Doha's Hamad International Airport agrees a 'long-term' contract to sponsor German football champions
Qatar has signed up as a “platinum” sponsor of Bayern Munich, adding Germany’s richest and most successful soccer club to the range of football brands it backs following FIFA’s controversial choice of the oil rich Gulf state as host of the 2022 World Cup.
Doha’s state-owned Hamad International Airport agreed a “long-term” contract to sponsor Bayern Munich, Akbar Al Baker, chief executive officer of Qatar Airways, who also oversees the hub, said at a press briefing Wednesday. The value and duration of the deal weren’t disclosed.
Hamad becomes one of 10 second-tier partners backing FC Bayern, winner of a record 25 German national titles, alongside airline rival Deutsche Lufthansa AG and brands including Deutsche Post’s DHL and Goodyear Tire & Rubber Co. Deutsche Telekom AG remains the club’s kit sponsor, with its “T” logo emblazoned on the front of players’ shirts.
Al Baker said Qatar Airways’s kit sponsorship deal with Barcelona runs until June, without disclosing whether it will be renewed. Club President Josep Bartomeu said in October that he’d not given up on extending the accord despite a breakdown of talks, Spanish newspapers reported. The arrangement has attracted some opposition, including demonstrations over women’s rights.
“Any entity can sponsor any club,” Al Baker said, when asked why Qatar’s airport rather than the better-known airline had sponsored FC Bayern. “If you have plenty of money, you can also sponsor if you want, with your name.”
Qatar also owns Paris Saint-Germain soccer club, the reigning French champions, outright, via Qatar Sports Investments, an offshoot of its sovereign wealth fund.
Bayern Munich held its winter training camp in Qatar for the sixth time this year, a move that’s led to criticism in Germany over the Gulf state’s human rights record and the death- toll among migrants who comprise more than 90 percent of the workforce.

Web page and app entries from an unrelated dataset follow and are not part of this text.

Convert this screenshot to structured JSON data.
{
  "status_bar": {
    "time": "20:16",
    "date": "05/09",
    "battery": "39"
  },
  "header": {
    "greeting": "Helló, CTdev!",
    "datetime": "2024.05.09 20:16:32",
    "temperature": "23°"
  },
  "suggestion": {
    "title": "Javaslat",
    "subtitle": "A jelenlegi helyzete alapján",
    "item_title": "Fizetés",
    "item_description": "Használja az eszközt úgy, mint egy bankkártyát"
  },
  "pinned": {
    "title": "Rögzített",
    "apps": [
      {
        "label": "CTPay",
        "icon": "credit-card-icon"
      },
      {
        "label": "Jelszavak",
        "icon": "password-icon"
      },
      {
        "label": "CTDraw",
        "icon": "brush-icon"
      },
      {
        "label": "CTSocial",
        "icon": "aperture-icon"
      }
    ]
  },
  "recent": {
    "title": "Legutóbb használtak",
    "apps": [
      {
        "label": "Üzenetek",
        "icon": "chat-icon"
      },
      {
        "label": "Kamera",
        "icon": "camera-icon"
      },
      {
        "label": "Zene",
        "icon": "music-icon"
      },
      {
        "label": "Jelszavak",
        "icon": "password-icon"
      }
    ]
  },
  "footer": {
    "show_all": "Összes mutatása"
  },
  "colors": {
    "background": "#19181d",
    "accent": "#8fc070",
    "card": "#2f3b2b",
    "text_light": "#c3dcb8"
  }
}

Qatar, holder of the world’s third-largest natural-gas reserves, was awarded the next-but-one World Cup ahead of the US, Japan and Australia, despite the fact that it has never qualified for the finals, has little established soccer infrastructure and boasts summer temperatures that can reach 50 Celsius. The tournament has since been shifted to winter to ease conditions for players.For all the latest sports news from the UAE and Gulf countries, follow us on Twitter and Linkedin, like us on Facebook and subscribe to our YouTube page, which is updated daily.